The complete set of records below must be repeated precisely as given.

**Records from a dataset:**
*** Begin section ***

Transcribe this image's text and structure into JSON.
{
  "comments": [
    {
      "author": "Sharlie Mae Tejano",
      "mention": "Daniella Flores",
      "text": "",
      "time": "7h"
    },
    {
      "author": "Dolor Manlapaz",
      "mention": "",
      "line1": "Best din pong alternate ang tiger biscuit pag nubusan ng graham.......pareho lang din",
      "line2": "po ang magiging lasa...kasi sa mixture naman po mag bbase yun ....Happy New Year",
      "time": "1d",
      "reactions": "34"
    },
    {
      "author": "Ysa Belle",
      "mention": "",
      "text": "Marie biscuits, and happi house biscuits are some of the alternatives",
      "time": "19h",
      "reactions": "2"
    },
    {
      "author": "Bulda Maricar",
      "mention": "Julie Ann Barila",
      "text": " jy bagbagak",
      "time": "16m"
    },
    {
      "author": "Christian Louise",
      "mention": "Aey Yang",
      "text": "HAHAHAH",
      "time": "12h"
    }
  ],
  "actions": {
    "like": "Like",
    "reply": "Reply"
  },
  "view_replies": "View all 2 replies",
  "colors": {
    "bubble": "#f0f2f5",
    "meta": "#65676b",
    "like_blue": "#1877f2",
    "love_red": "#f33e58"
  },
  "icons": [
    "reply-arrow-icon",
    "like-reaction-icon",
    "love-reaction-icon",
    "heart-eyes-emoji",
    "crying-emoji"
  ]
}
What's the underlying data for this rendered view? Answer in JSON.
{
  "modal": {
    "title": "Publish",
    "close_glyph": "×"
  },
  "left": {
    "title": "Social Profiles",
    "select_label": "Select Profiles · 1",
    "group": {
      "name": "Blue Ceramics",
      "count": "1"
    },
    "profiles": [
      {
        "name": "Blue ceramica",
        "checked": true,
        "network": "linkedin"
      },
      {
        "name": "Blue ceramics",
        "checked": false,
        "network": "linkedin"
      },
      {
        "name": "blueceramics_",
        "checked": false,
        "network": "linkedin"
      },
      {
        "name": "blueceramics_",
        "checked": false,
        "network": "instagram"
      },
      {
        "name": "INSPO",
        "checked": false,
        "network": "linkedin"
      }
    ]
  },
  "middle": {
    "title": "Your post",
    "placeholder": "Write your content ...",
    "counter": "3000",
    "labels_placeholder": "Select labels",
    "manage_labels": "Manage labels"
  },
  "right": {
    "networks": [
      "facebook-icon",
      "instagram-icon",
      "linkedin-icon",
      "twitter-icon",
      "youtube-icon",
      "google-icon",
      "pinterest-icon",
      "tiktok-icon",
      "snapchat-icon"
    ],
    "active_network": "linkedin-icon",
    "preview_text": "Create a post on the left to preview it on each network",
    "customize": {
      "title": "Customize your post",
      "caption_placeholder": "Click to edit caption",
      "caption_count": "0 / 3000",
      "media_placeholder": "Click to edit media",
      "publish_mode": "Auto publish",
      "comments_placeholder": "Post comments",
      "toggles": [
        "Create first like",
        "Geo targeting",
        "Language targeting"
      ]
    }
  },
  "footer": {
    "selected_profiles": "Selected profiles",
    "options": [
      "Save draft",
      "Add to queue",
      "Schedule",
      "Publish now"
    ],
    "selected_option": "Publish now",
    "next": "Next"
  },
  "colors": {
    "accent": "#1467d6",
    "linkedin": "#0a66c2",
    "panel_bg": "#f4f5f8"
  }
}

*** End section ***

**ANSWER TO THE EXERCISE:**
Transcribe this image's text and structure into JSON.
{
  "comments": [
    {
      "author": "Sharlie Mae Tejano",
      "mention": "Daniella Flores",
      "text": "",
      "time": "7h"
    },
    {
      "author": "Dolor Manlapaz",
      "mention": "",
      "line1": "Best din pong alternate ang tiger biscuit pag nubusan ng graham.......pareho lang din",
      "line2": "po ang magiging lasa...kasi sa mixture naman po mag bbase yun ....Happy New Year",
      "time": "1d",
      "reactions": "34"
    },
    {
      "author": "Ysa Belle",
      "mention": "",
      "text": "Marie biscuits, and happi house biscuits are some of the alternatives",
      "time": "19h",
      "reactions": "2"
    },
    {
      "author": "Bulda Maricar",
      "mention": "Julie Ann Barila",
      "text": " jy bagbagak",
      "time": "16m"
    },
    {
      "author": "Christian Louise",
      "mention": "Aey Yang",
      "text": "HAHAHAH",
      "time": "12h"
    }
  ],
  "actions": {
    "like": "Like",
    "reply": "Reply"
  },
  "view_replies": "View all 2 replies",
  "colors": {
    "bubble": "#f0f2f5",
    "meta": "#65676b",
    "like_blue": "#1877f2",
    "love_red": "#f33e58"
  },
  "icons": [
    "reply-arrow-icon",
    "like-reaction-icon",
    "love-reaction-icon",
    "heart-eyes-emoji",
    "crying-emoji"
  ]
}
What's the underlying data for this rendered view? Answer in JSON.
{
  "modal": {
    "title": "Publish",
    "close_glyph": "×"
  },
  "left": {
    "title": "Social Profiles",
    "select_label": "Select Profiles · 1",
    "group": {
      "name": "Blue Ceramics",
      "count": "1"
    },
    "profiles": [
      {
        "name": "Blue ceramica",
        "checked": true,
        "network": "linkedin"
      },
      {
        "name": "Blue ceramics",
        "checked": false,
        "network": "linkedin"
      },
      {
        "name": "blueceramics_",
        "checked": false,
        "network": "linkedin"
      },
      {
        "name": "blueceramics_",
        "checked": false,
        "network": "instagram"
      },
      {
        "name": "INSPO",
        "checked": false,
        "network": "linkedin"
      }
    ]
  },
  "middle": {
    "title": "Your post",
    "placeholder": "Write your content ...",
    "counter": "3000",
    "labels_placeholder": "Select labels",
    "manage_labels": "Manage labels"
  },
  "right": {
    "networks": [
      "facebook-icon",
      "instagram-icon",
      "linkedin-icon",
      "twitter-icon",
      "youtube-icon",
      "google-icon",
      "pinterest-icon",
      "tiktok-icon",
      "snapchat-icon"
    ],
    "active_network": "linkedin-icon",
    "preview_text": "Create a post on the left to preview it on each network",
    "customize": {
      "title": "Customize your post",
      "caption_placeholder": "Click to edit caption",
      "caption_count": "0 / 3000",
      "media_placeholder": "Click to edit media",
      "publish_mode": "Auto publish",
      "comments_placeholder": "Post comments",
      "toggles": [
        "Create first like",
        "Geo targeting",
        "Language targeting"
      ]
    }
  },
  "footer": {
    "selected_profiles": "Selected profiles",
    "options": [
      "Save draft",
      "Add to queue",
      "Schedule",
      "Publish now"
    ],
    "selected_option": "Publish now",
    "next": "Next"
  },
  "colors": {
    "accent": "#1467d6",
    "linkedin": "#0a66c2",
    "panel_bg": "#f4f5f8"
  }
}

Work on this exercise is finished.